CU Times: What is your strategy for Kinecta going forward?
Lederman: In this environment, aggressive lending would be foolhardy, and while we're in a period where home prices will continue to fall, the strategy will be to remain conservative in our lending practices, to be diversified across a broad range of assets from mortgage loans to auto loans to commercial loans, and to build the infrastructure for future expansion. I think we're in a consolidation mode, and it's prudent to be cautious during this fragile economic environment and build a solid base for expansion. So we will come out of this period of infrastructure building, and we'll be a much larger player in the secondary market. We won't just be a portfolio lender but also originate loans up for sale.
CU Times: You have a reputation as an innovator. Do you have any new mortgage products in mind for Kinecta?
Lederman: Really, the industry is going away from new products; after all, a lot of interesting--quote, unquote--products were created and have been scaled back since. It's back to basics for a while. You can meet a lot of peoples' needs with basic 30-year, fixed-rate loans and basic short-term adjustable-rate mortgages. Our strategy will be to permanently invest in short-term adjustable rate mortgages while originating fixed-rate loans for sale.
CU Times: Do you think credit unions have what it takes to increase mortgage market share?

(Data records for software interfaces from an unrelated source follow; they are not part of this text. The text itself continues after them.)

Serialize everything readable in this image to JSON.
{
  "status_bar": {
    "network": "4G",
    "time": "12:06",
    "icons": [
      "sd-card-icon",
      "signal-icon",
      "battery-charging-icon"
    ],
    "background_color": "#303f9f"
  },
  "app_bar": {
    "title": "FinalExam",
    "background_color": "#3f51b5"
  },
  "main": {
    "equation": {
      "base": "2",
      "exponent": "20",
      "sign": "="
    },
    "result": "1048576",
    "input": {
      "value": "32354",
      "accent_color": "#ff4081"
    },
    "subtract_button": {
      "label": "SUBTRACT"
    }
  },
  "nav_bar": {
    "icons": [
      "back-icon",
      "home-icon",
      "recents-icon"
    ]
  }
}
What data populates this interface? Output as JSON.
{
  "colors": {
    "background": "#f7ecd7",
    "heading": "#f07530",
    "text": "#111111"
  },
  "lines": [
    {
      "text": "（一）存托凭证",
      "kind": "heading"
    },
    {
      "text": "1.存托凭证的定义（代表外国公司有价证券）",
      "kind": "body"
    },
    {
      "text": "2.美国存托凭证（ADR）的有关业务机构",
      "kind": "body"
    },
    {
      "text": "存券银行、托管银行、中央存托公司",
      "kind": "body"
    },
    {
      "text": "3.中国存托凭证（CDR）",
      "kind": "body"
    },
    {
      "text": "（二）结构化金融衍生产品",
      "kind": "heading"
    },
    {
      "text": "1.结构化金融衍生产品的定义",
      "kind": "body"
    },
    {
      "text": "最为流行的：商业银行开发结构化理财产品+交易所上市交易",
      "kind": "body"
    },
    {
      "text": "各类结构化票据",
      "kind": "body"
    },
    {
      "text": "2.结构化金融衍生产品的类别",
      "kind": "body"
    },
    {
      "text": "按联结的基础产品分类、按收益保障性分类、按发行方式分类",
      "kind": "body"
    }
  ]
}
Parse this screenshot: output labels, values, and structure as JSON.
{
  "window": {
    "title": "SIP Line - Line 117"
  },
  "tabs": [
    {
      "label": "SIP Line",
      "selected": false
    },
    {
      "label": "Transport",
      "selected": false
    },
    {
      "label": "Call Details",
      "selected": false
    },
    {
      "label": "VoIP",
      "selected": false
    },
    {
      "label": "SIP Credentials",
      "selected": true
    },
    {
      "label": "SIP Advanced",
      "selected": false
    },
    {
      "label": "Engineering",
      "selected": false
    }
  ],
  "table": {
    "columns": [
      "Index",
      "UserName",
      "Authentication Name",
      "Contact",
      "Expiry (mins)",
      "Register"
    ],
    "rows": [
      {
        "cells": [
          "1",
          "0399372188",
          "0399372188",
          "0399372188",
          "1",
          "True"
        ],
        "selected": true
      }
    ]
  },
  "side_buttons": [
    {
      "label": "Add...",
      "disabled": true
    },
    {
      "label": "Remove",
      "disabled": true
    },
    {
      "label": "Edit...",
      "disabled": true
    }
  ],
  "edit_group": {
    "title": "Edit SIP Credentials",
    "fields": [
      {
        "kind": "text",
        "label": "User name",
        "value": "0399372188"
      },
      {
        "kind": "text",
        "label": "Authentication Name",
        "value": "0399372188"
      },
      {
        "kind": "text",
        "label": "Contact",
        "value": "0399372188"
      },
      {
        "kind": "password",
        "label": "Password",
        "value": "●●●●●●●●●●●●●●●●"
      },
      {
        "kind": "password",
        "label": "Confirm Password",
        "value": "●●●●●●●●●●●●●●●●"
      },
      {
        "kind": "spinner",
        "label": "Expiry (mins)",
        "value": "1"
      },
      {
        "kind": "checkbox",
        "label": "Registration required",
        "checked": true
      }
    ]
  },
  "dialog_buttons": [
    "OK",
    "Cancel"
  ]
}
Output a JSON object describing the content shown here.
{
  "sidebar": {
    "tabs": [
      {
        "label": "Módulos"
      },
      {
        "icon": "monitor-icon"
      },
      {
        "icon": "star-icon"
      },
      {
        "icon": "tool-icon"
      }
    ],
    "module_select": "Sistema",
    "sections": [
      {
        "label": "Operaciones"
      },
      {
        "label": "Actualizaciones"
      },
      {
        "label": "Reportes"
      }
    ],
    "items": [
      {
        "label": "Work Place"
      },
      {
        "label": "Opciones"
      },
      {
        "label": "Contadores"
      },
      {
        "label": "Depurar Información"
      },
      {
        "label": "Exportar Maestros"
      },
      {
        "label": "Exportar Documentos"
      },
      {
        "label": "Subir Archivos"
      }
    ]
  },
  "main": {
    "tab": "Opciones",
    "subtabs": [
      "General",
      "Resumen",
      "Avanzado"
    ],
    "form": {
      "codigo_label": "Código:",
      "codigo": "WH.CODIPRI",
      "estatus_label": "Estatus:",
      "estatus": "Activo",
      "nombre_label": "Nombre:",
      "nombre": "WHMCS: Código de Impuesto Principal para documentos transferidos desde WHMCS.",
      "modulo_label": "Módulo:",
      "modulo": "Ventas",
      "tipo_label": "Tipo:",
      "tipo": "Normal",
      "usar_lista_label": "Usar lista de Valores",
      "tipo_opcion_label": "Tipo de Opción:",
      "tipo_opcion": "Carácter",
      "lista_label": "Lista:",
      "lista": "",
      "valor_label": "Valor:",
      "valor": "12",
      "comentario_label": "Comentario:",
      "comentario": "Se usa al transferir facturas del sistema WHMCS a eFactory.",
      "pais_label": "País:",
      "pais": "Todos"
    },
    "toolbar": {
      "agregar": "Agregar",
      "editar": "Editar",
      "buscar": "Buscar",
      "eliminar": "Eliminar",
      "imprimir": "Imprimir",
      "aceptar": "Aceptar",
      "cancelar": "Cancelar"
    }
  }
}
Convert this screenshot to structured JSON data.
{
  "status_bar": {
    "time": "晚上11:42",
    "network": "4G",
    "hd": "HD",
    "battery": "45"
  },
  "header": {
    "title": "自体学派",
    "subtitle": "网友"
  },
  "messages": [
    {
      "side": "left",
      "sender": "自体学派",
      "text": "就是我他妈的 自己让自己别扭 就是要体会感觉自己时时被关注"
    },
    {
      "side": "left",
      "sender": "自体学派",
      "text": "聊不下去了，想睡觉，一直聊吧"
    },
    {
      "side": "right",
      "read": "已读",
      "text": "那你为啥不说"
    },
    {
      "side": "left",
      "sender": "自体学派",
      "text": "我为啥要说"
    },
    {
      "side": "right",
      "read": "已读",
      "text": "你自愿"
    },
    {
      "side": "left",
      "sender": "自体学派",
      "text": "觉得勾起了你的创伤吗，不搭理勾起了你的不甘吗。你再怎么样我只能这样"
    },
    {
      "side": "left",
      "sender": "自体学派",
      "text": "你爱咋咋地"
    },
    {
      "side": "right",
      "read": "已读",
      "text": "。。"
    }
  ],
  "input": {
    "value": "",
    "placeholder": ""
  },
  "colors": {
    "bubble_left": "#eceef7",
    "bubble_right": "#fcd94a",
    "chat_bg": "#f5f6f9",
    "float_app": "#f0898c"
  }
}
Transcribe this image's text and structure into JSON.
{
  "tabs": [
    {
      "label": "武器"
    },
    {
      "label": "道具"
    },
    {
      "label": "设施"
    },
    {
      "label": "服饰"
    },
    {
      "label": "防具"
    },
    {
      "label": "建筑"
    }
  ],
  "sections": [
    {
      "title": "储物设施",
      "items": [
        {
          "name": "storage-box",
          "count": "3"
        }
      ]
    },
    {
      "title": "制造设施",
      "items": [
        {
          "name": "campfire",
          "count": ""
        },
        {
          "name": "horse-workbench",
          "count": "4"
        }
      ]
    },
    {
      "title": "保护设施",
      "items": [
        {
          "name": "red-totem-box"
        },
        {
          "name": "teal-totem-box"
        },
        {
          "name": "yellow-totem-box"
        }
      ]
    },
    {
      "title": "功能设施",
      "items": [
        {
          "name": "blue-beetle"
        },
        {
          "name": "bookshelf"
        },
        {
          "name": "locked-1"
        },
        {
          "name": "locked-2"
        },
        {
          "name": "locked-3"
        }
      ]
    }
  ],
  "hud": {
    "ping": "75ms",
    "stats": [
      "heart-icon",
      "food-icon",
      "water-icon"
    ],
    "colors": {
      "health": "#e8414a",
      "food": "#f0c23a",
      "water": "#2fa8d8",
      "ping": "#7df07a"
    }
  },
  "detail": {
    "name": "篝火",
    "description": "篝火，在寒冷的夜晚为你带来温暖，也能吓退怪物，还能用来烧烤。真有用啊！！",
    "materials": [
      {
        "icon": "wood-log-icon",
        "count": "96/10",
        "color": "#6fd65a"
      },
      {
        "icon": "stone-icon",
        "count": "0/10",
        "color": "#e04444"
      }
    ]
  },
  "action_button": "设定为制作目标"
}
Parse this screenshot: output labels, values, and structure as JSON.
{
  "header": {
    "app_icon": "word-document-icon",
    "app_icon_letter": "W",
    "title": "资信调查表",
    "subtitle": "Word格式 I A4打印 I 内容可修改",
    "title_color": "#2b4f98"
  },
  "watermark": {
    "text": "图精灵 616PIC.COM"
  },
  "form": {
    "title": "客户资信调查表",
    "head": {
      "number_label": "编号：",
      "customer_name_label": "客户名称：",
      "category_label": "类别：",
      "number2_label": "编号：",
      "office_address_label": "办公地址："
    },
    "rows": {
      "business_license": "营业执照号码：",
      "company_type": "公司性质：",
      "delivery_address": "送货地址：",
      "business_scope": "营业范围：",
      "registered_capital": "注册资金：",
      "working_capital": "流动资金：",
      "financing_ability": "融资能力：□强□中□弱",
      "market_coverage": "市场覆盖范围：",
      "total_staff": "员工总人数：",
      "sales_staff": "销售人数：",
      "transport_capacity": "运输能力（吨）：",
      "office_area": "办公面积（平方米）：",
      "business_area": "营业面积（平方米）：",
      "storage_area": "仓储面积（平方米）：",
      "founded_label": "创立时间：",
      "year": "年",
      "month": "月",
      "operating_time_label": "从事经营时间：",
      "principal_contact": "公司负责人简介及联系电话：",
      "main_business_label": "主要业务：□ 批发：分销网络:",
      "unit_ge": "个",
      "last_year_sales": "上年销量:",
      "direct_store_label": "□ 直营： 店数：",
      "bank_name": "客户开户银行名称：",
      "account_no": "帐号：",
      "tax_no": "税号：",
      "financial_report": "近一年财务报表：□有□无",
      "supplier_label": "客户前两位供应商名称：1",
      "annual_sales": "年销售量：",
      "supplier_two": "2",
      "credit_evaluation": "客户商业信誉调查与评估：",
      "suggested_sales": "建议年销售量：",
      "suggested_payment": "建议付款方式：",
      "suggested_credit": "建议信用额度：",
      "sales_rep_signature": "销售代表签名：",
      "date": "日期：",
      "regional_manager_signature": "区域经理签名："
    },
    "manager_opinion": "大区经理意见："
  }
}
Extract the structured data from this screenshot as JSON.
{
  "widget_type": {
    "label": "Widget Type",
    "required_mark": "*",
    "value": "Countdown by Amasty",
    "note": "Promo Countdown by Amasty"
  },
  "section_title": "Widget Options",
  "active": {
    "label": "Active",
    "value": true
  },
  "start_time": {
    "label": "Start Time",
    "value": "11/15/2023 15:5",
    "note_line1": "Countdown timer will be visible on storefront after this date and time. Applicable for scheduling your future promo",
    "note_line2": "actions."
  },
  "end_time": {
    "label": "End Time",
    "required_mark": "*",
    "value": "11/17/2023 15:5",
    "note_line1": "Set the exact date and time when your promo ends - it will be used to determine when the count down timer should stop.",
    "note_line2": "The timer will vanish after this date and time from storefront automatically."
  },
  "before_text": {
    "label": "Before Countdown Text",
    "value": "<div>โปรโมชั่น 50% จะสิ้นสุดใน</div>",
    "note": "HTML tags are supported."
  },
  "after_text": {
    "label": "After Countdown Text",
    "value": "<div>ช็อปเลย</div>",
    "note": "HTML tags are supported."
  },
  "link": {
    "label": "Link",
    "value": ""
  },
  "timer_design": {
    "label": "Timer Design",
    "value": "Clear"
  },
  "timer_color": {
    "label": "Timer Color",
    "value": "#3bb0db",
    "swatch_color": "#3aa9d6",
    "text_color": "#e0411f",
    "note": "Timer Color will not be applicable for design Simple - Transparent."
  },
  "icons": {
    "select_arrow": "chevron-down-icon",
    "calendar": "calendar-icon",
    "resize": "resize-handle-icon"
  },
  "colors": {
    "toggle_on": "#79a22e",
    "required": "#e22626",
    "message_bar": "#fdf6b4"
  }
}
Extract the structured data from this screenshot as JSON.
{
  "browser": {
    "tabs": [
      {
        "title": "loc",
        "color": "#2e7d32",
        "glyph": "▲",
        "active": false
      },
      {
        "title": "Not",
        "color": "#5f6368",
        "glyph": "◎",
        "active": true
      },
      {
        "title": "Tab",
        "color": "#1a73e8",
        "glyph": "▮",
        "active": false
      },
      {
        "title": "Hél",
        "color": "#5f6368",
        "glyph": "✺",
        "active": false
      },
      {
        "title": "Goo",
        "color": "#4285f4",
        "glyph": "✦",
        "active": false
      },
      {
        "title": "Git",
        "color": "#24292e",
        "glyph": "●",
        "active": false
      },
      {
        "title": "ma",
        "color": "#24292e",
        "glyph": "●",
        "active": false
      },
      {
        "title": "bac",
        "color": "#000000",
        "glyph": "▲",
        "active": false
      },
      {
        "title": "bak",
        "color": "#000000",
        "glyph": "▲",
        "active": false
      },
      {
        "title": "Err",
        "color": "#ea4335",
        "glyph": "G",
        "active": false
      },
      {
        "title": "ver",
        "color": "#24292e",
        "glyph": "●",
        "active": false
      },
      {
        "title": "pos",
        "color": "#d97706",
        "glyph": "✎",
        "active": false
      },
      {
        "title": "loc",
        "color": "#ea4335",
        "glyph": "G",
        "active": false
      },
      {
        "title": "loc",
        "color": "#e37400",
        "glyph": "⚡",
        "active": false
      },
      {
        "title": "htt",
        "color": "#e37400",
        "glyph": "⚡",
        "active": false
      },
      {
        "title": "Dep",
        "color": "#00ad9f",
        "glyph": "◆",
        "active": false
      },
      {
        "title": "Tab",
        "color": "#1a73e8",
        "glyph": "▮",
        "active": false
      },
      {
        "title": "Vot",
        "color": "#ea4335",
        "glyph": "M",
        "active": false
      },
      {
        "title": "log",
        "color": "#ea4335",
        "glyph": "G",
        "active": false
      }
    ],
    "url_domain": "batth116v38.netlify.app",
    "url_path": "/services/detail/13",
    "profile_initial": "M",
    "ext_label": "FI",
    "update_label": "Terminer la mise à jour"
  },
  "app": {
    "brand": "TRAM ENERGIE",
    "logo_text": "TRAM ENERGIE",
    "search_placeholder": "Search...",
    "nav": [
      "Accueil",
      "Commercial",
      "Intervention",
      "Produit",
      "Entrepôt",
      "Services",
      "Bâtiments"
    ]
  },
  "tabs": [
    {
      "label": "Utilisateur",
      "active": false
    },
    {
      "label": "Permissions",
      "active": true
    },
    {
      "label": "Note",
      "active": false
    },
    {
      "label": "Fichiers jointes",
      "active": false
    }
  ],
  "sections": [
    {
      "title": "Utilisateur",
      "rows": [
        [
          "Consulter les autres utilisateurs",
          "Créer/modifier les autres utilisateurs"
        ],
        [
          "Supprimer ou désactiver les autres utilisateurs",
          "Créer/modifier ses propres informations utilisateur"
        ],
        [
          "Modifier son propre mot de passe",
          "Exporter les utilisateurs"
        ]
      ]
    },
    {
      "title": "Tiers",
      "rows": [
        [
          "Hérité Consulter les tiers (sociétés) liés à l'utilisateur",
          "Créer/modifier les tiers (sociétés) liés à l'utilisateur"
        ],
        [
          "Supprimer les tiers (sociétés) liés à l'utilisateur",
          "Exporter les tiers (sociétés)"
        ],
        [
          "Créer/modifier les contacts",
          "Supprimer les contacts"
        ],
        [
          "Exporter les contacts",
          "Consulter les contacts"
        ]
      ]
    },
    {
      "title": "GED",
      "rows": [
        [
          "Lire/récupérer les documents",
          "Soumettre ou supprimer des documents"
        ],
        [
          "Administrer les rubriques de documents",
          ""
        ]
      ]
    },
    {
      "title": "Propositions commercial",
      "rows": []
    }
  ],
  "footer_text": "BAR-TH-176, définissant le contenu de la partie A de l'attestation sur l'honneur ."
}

Lederman: Kinecta can do it. I can't speak for other credit unions out there, but I don't doubt the team here. The formula is to accommodate portfolio lending with one hand, while building secondary-market infrastructure with the other. I don't see any limit to growth opportunities by employing a strategy like that. I think many credit unions simply have not had the scale to develop a robust secondary-market execution. The secondary market is a missing link because it enables volume origination to be freed from balance sheet constraints.